When the promoter booked the 2014 show at the Bell Centre on May 31st, there was a chance that the Montreal Canadiens would go deep in the playoffs. They get first priority of the venue. Sure enough, they went on a run, and I was forced to change the date 2 days before the show.
When Live Nation asked me when I wanted to start the tour I asked if May 31st was available, and Mile One in St. Johns was open for the date.
How does it feel to be doing such a big arena tour?
Massively exciting. I don’t know how my body is going to react because I haven’t been on the road for a while. I think my voice will be OK. But there’s also new technology that didn’t exist when I used to tour. For example, I had to get custom in-ears made.
In my day, we had wedges and monitors and you heard your voice and instruments. Your sound guy would adjust it the way you liked it, but that’s how you heard yourself. Now, singers use in-ear pieces to do the same thing. I need this for a long tour. So, they made custom in-ears, which are new for me.
You’ll be making a stop in Ottawa on June 12th. What can fans expect from the show?
I’m going to do a good amount of songs, but not a 4 ½ hour set like at the Bell Centre. I’m going to play what I think my fans want to hear. They can expect to hear the hits, and to see an artist who is super pumped. The fans are giving me a gift because I did not think I would be doing this again.
I’ve got Kenny Aronoff playing drums on the tour. He was the drummer of John Mellencamp. We’ve been friends for 30 years and he’s a massive drummer. In fact, the first two verses of Dreaming Time are about him.
Do you have any favourite spots to visit when you’re in Ottawa?
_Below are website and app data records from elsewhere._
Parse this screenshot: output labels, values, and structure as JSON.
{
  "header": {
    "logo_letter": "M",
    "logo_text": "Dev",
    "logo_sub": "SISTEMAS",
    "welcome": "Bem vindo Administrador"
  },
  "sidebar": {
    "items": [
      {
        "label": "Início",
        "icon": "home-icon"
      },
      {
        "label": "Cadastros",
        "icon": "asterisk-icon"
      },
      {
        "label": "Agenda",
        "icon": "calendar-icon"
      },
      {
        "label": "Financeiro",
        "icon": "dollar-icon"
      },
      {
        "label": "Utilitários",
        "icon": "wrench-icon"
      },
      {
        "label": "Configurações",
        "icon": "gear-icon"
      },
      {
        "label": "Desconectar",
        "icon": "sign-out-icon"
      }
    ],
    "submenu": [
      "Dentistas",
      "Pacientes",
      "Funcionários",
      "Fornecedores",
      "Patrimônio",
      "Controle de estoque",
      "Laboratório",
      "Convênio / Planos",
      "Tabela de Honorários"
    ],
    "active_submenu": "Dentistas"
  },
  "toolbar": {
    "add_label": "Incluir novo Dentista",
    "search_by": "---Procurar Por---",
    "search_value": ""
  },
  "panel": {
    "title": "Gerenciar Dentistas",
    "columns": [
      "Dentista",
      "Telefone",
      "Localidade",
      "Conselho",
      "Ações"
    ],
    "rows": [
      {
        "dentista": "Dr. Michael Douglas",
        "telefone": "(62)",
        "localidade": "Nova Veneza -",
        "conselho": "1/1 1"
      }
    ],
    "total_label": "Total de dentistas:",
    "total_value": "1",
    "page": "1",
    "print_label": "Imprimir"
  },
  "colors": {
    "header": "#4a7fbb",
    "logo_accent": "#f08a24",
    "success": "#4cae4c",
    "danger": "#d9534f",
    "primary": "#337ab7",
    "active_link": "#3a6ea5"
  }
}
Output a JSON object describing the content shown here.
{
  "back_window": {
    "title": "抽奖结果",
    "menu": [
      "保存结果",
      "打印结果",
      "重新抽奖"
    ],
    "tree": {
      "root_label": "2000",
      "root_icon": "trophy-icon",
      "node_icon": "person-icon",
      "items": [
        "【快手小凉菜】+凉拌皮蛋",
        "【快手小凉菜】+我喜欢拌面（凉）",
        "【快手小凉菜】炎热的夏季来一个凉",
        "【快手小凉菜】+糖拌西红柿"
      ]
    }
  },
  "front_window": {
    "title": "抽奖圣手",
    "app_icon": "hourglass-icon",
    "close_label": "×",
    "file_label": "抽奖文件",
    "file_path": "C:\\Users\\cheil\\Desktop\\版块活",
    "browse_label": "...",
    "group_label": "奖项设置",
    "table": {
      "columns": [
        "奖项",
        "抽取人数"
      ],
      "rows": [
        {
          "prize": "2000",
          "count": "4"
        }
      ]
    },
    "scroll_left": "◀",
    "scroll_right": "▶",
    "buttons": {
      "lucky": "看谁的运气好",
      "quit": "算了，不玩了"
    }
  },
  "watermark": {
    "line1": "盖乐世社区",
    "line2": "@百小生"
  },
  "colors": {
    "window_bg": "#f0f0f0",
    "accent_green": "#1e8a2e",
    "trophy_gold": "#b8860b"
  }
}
The truth is that whenever we did shows in Ottawa we would drive back to Montreal, because that’s my hometown. So, I don’t really know the city so well. But it’s such a beautiful and charming city. The architecture makes it look European.
My best memory of Ottawa is Lansdowne Park in the summer of 1985. We performed and recorded Rudolph the Red-nosed Reindeer live. We told the fans they had to imagine it was bone-chilling December or January. It’s still played today across Canada at Christmas. It was also the second biggest audience I had ever played in front of.
What would most people be surprised to learn about you?
That I make great omelets. I did that on CTV Morning Ottawa, but I’m not sure how it turned out. I had to rush it, which I’m not used to doing. So, I hope it turned out OK.
People have been posting pictures of the 10-year challenge. But someone posted a picture of you and called it the Corey Hart 30-year challenge because you look so young. What is your secret?
When I’m out with my kids, people think I’m their older brother or one of my daughter’s boyfriends (laughs). I think genetically my mom and dad have good genes, but I never did drugs, smoked or drank.
I saw that stuff and had the pressure in the 80s, but I never gave in. Even to this day. I’ve never done weed, hard drugs or even a cigarette. When my kids say I look young and healthy I keep telling them that being clean contributed to me looking young.